STEP 4. Install NumPy — double-click the ’NumPy.pkg’ and step through its installation.

STEP 5. Download the ‘Matplotlib’ python module from http://www.kyngchaos.com/software/python

Double-click the ‘matplotlib-1.3.1-2.dmg’ to view its contents:

STEP 6. Install Matplotlib —  double-click the ‘matplotlib.pkg’ and step through its installation.

STEP 7. Download QGIS Mac OS X Installer from http://www.kyngchaos.com/software/qgis

Double-click the ‘QGIS-2.10.1-1.dmg’ to view its contents:

 

STEP 8. install QGIS —  double-click the ‘Install QGIS.pkg’ and step through its installation.

STEP 9. Proceed to your Applications folder and find the QGIS app. Double-click to launch.

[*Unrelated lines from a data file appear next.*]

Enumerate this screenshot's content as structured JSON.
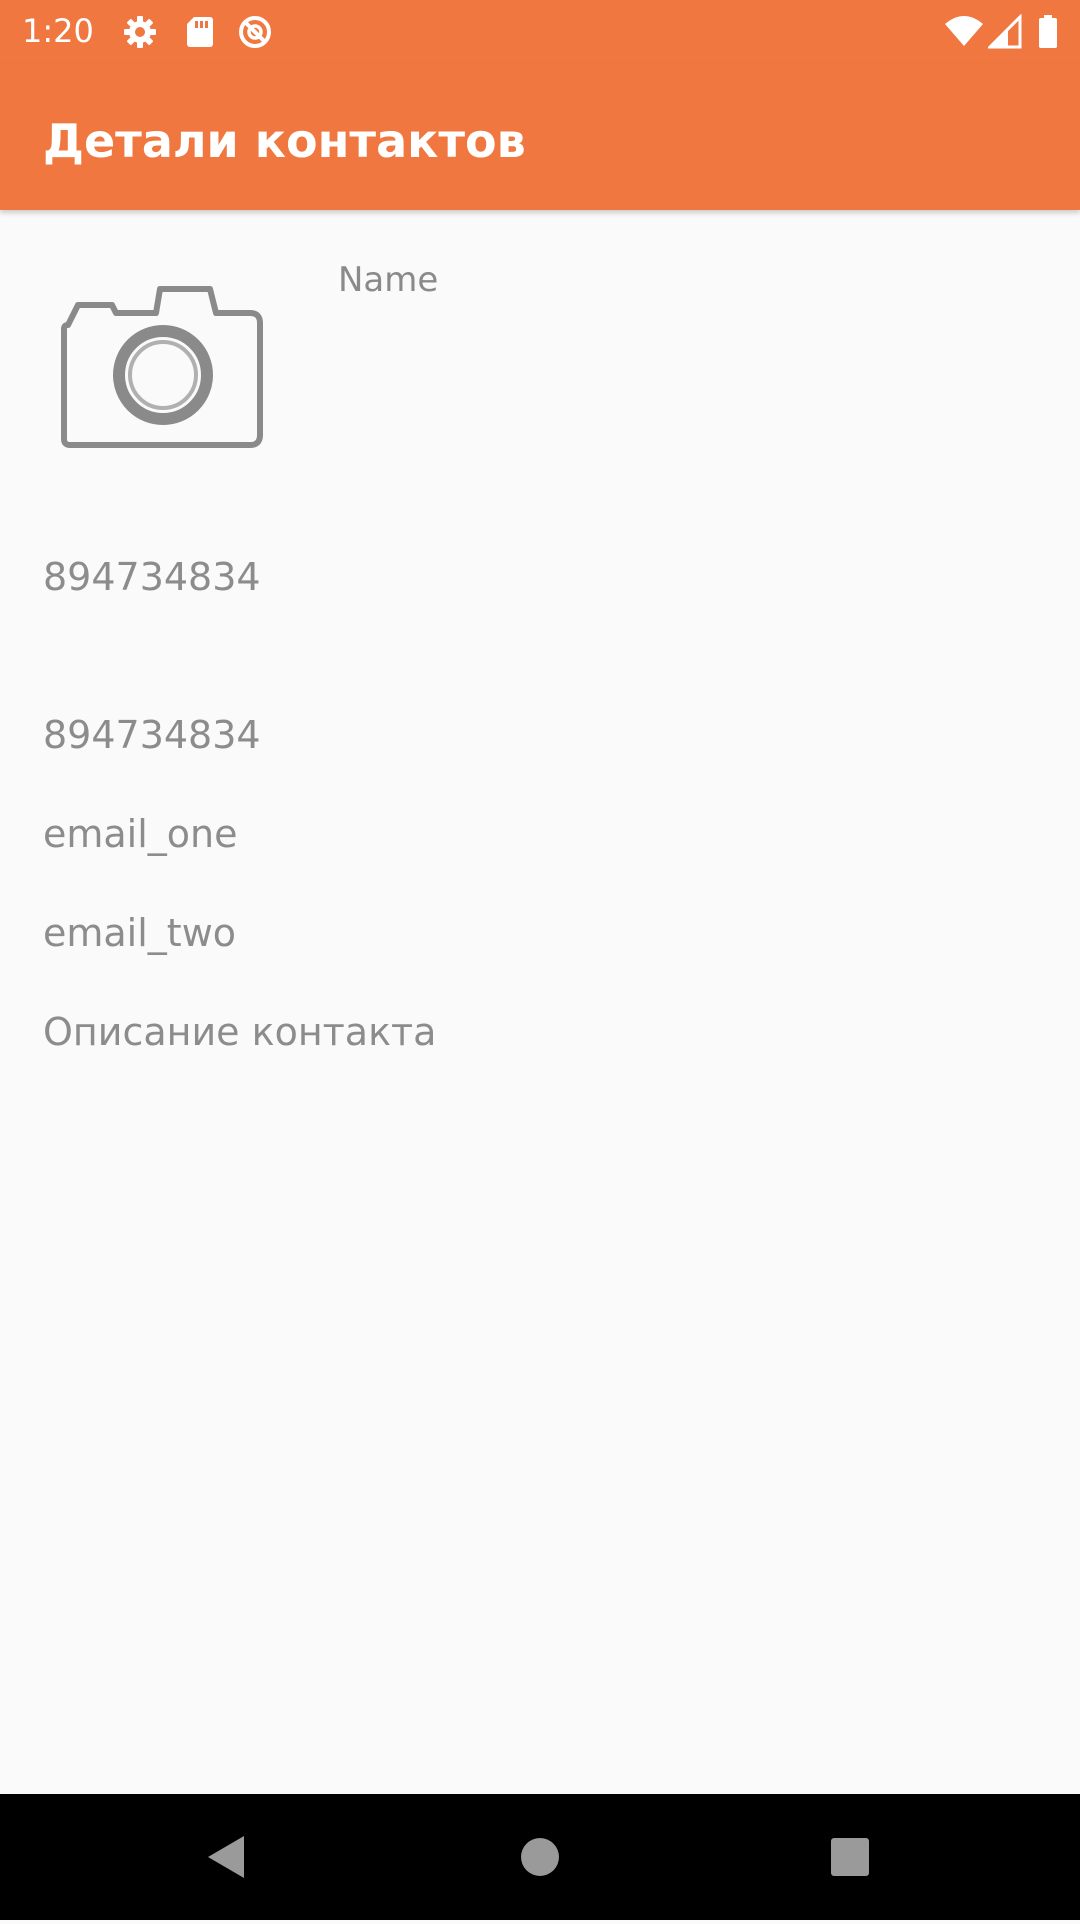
{
  "status_bar": {
    "time": "1:20",
    "left_icons": [
      "gear-icon",
      "sd-card-icon",
      "do-not-disturb-icon"
    ],
    "right_icons": [
      "wifi-icon",
      "cell-signal-icon",
      "battery-icon"
    ],
    "color": "#f07840"
  },
  "app_bar": {
    "title": "Детали контактов"
  },
  "contact": {
    "photo_icon": "camera-icon",
    "name": "Name",
    "phone_one": "894734834",
    "phone_two": "894734834",
    "email_one": "email_one",
    "email_two": "email_two",
    "description": "Описание контакта"
  },
  "nav_bar": {
    "buttons": [
      "back-icon",
      "home-icon",
      "recents-icon"
    ]
  }
}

Be patient, it took a little less than a minute on first launch for my copy of QGIS to fully open. Also, even if you are familiar with GIS software, don’t expect QGIS to be completely intuitive. Like any new app, you need to take the time to learn its features and user interface. Fortunately, there are some terrific learning resources available, like the QGIS Tutorials and Tips by Ujaval Gandhi and the QGIS User Guide.

You now have a sophisticated GIS software to learn and enjoy. Depending on your needs, you might even want to add some of the QGIS Plugins.

STEP 10. Your almost done! To finish things off you should do the following:

a. Change your Mac Security Preferences back to ‘Allow apps downloaded from: Mac App Store and Identified Developers’ (or Mac App Store only).
b. Save the three downloaded .dmg files, since they each contain uninstall instructions should you even need them.

 

¹ Software isn’t always easy. I appreciate the great work of good folks who support this open source (and free) software. The main release packages for QGIS for Mac are maintained by Kyngchaos, aka William Kyngsburye. (thank you!)

Indianapolis’ Most International Public Schools

Central Indiana is the epicenter of an explosion of English language learners (ELL). Where I live in Nora, our neighborhood elementary school is one of those hit hardest by rapid change. In April, The Star, Chalkbeat Indiana and WFYI Public Media collaborated on a week-long series of articles documenting the impact of the rising ELL population in Indianapolis’ schools. If you are interested to learn more, this well written article provides a back story to where we are today: As immigration reshapes Indianapolis, schools struggle to keep up.

To be sure, there are many interesting questions about the who and the why. But of course my favorite question is, “Where are those schools?” Using CartoDB’s web mapping tools, I created a simple multivariate map that displays the percentage of English language learners (ELL) school population and their relative size of enrollment. It is interesting to see the distribution of these high ELL schools, particularly noting those in Nora and Indy’s west side.

What the map doesn’t show is school performance. A few of the schools in red, those with the very highest ELL population in the state, also demonstrate high achievement. For example, on the west side of Indianapolis, in 2013-14, Carl Wilde School 79 received an “A” as its final letter grade for school accountability from the Indiana Department of Education. This is a school that consistently shows exemplary performance year after year. Nearby, Meredith Nicholson School 96 received a B as its final letter grade, a two letter grade increase from the previous year. With extremely high ELL populations, these school merit further study as examples of successful integration of ELL students without sacrificing school performance.